▸ **AIM OF THE TASK**: Say how many lines below have "text" in them, giving the number alone.

▸ **EXERCISE DATA**:
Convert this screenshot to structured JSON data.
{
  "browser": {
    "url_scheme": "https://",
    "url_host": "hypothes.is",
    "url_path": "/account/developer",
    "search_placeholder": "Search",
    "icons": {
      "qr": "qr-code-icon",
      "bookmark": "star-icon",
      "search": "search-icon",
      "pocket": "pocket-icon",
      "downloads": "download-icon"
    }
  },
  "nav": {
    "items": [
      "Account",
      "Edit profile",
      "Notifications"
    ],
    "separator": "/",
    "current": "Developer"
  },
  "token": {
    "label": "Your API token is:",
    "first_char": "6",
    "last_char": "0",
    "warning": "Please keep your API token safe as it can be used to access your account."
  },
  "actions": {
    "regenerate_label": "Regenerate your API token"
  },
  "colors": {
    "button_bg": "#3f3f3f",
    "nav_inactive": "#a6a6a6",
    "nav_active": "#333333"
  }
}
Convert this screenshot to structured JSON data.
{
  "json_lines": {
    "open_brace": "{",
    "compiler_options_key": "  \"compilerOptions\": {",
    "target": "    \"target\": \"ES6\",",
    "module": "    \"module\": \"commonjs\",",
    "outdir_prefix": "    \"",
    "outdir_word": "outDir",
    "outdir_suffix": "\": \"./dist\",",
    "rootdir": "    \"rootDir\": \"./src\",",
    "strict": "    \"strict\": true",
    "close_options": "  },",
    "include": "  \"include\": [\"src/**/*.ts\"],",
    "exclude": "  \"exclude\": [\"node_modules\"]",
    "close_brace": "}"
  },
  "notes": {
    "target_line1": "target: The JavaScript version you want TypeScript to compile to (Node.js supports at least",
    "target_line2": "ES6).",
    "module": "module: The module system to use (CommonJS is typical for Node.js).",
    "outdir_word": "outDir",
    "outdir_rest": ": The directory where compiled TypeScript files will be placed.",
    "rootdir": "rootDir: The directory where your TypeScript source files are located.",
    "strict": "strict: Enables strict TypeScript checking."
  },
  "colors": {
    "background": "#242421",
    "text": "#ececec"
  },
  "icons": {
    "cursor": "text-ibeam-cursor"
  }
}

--

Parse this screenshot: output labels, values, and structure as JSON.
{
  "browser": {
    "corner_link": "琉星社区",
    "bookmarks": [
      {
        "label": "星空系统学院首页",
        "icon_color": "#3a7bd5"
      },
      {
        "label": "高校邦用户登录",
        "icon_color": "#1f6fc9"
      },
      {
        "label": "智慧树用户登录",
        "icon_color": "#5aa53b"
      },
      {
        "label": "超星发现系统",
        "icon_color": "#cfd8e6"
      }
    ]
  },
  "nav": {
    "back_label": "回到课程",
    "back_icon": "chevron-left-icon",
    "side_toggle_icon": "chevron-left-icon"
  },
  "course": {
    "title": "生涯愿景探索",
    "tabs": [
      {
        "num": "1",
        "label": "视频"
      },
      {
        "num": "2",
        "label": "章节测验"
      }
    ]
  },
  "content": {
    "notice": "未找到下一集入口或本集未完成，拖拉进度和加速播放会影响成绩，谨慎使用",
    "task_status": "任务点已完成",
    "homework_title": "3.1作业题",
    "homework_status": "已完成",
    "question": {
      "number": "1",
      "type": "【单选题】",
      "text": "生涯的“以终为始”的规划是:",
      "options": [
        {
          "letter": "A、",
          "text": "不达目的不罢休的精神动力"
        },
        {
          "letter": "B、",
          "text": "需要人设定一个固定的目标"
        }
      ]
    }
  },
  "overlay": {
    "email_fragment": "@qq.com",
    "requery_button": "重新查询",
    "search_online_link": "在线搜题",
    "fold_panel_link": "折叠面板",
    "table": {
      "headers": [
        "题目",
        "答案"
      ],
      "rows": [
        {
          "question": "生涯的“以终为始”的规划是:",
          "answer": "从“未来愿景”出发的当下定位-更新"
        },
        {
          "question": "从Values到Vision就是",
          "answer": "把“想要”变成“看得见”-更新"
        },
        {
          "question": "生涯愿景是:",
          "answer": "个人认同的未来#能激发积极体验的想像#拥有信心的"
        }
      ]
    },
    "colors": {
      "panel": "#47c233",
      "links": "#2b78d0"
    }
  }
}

▸ **THE COMPLETED TASK**: 5